:: PROVIDED INFORMATION

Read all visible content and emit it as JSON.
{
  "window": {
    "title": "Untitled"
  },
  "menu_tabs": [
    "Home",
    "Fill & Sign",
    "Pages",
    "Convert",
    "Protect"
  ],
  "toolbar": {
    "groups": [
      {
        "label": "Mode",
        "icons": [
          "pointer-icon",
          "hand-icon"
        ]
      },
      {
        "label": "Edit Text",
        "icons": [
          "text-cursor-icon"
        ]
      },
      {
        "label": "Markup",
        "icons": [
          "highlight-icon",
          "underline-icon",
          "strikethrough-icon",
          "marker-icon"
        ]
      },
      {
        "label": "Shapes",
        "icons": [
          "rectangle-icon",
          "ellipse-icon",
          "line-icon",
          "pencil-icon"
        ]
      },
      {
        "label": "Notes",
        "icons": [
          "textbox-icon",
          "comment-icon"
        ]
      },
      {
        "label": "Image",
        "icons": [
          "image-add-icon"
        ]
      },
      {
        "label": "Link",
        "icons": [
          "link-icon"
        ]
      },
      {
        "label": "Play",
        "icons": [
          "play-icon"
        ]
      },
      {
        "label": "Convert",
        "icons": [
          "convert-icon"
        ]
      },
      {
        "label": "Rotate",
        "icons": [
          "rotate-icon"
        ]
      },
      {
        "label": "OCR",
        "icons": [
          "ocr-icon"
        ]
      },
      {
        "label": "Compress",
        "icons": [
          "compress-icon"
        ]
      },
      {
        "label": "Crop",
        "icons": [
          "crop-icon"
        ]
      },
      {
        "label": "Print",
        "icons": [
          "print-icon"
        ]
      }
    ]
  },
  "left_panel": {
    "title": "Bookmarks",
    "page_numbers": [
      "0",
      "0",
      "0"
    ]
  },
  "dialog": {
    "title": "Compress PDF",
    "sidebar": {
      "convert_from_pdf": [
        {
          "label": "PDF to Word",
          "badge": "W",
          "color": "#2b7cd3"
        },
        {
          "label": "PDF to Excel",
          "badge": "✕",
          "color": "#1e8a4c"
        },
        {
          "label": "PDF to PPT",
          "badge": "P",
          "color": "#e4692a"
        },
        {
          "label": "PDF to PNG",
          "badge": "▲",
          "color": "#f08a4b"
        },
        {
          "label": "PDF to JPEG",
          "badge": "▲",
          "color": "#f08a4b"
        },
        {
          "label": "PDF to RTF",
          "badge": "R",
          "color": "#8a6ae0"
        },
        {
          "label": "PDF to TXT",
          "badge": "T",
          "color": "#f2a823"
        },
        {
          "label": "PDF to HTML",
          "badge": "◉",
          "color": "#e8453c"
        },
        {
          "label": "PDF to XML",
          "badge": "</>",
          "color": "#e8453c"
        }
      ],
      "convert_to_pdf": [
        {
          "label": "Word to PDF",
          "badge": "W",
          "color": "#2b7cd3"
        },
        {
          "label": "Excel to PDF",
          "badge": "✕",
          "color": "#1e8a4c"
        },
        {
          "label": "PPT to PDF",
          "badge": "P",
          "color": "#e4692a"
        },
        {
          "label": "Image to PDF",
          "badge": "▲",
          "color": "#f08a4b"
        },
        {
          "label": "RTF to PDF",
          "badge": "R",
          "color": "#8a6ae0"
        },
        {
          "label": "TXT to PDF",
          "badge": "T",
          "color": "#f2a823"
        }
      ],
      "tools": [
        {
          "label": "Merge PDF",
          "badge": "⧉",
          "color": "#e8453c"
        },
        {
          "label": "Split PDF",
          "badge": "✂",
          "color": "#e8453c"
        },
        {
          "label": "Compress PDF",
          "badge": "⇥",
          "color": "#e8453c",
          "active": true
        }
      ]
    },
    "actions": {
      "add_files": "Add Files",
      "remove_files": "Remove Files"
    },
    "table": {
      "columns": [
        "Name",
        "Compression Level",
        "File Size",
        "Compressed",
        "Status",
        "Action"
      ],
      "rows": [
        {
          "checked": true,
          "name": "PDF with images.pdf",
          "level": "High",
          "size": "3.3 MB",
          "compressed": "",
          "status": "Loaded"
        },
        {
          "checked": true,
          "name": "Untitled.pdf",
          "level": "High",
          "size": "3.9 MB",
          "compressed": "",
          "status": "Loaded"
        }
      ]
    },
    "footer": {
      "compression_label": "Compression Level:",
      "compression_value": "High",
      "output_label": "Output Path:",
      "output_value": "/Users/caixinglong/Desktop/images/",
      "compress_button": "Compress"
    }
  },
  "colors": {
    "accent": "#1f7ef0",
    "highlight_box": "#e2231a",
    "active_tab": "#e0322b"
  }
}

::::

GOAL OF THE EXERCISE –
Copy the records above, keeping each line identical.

FINISHED EXERCISE –
Read all visible content and emit it as JSON.
{
  "window": {
    "title": "Untitled"
  },
  "menu_tabs": [
    "Home",
    "Fill & Sign",
    "Pages",
    "Convert",
    "Protect"
  ],
  "toolbar": {
    "groups": [
      {
        "label": "Mode",
        "icons": [
          "pointer-icon",
          "hand-icon"
        ]
      },
      {
        "label": "Edit Text",
        "icons": [
          "text-cursor-icon"
        ]
      },
      {
        "label": "Markup",
        "icons": [
          "highlight-icon",
          "underline-icon",
          "strikethrough-icon",
          "marker-icon"
        ]
      },
      {
        "label": "Shapes",
        "icons": [
          "rectangle-icon",
          "ellipse-icon",
          "line-icon",
          "pencil-icon"
        ]
      },
      {
        "label": "Notes",
        "icons": [
          "textbox-icon",
          "comment-icon"
        ]
      },
      {
        "label": "Image",
        "icons": [
          "image-add-icon"
        ]
      },
      {
        "label": "Link",
        "icons": [
          "link-icon"
        ]
      },
      {
        "label": "Play",
        "icons": [
          "play-icon"
        ]
      },
      {
        "label": "Convert",
        "icons": [
          "convert-icon"
        ]
      },
      {
        "label": "Rotate",
        "icons": [
          "rotate-icon"
        ]
      },
      {
        "label": "OCR",
        "icons": [
          "ocr-icon"
        ]
      },
      {
        "label": "Compress",
        "icons": [
          "compress-icon"
        ]
      },
      {
        "label": "Crop",
        "icons": [
          "crop-icon"
        ]
      },
      {
        "label": "Print",
        "icons": [
          "print-icon"
        ]
      }
    ]
  },
  "left_panel": {
    "title": "Bookmarks",
    "page_numbers": [
      "0",
      "0",
      "0"
    ]
  },
  "dialog": {
    "title": "Compress PDF",
    "sidebar": {
      "convert_from_pdf": [
        {
          "label": "PDF to Word",
          "badge": "W",
          "color": "#2b7cd3"
        },
        {
          "label": "PDF to Excel",
          "badge": "✕",
          "color": "#1e8a4c"
        },
        {
          "label": "PDF to PPT",
          "badge": "P",
          "color": "#e4692a"
        },
        {
          "label": "PDF to PNG",
          "badge": "▲",
          "color": "#f08a4b"
        },
        {
          "label": "PDF to JPEG",
          "badge": "▲",
          "color": "#f08a4b"
        },
        {
          "label": "PDF to RTF",
          "badge": "R",
          "color": "#8a6ae0"
        },
        {
          "label": "PDF to TXT",
          "badge": "T",
          "color": "#f2a823"
        },
        {
          "label": "PDF to HTML",
          "badge": "◉",
          "color": "#e8453c"
        },
        {
          "label": "PDF to XML",
          "badge": "</>",
          "color": "#e8453c"
        }
      ],
      "convert_to_pdf": [
        {
          "label": "Word to PDF",
          "badge": "W",
          "color": "#2b7cd3"
        },
        {
          "label": "Excel to PDF",
          "badge": "✕",
          "color": "#1e8a4c"
        },
        {
          "label": "PPT to PDF",
          "badge": "P",
          "color": "#e4692a"
        },
        {
          "label": "Image to PDF",
          "badge": "▲",
          "color": "#f08a4b"
        },
        {
          "label": "RTF to PDF",
          "badge": "R",
          "color": "#8a6ae0"
        },
        {
          "label": "TXT to PDF",
          "badge": "T",
          "color": "#f2a823"
        }
      ],
      "tools": [
        {
          "label": "Merge PDF",
          "badge": "⧉",
          "color": "#e8453c"
        },
        {
          "label": "Split PDF",
          "badge": "✂",
          "color": "#e8453c"
        },
        {
          "label": "Compress PDF",
          "badge": "⇥",
          "color": "#e8453c",
          "active": true
        }
      ]
    },
    "actions": {
      "add_files": "Add Files",
      "remove_files": "Remove Files"
    },
    "table": {
      "columns": [
        "Name",
        "Compression Level",
        "File Size",
        "Compressed",
        "Status",
        "Action"
      ],
      "rows": [
        {
          "checked": true,
          "name": "PDF with images.pdf",
          "level": "High",
          "size": "3.3 MB",
          "compressed": "",
          "status": "Loaded"
        },
        {
          "checked": true,
          "name": "Untitled.pdf",
          "level": "High",
          "size": "3.9 MB",
          "compressed": "",
          "status": "Loaded"
        }
      ]
    },
    "footer": {
      "compression_label": "Compression Level:",
      "compression_value": "High",
      "output_label": "Output Path:",
      "output_value": "/Users/caixinglong/Desktop/images/",
      "compress_button": "Compress"
    }
  },
  "colors": {
    "accent": "#1f7ef0",
    "highlight_box": "#e2231a",
    "active_tab": "#e0322b"
  }
}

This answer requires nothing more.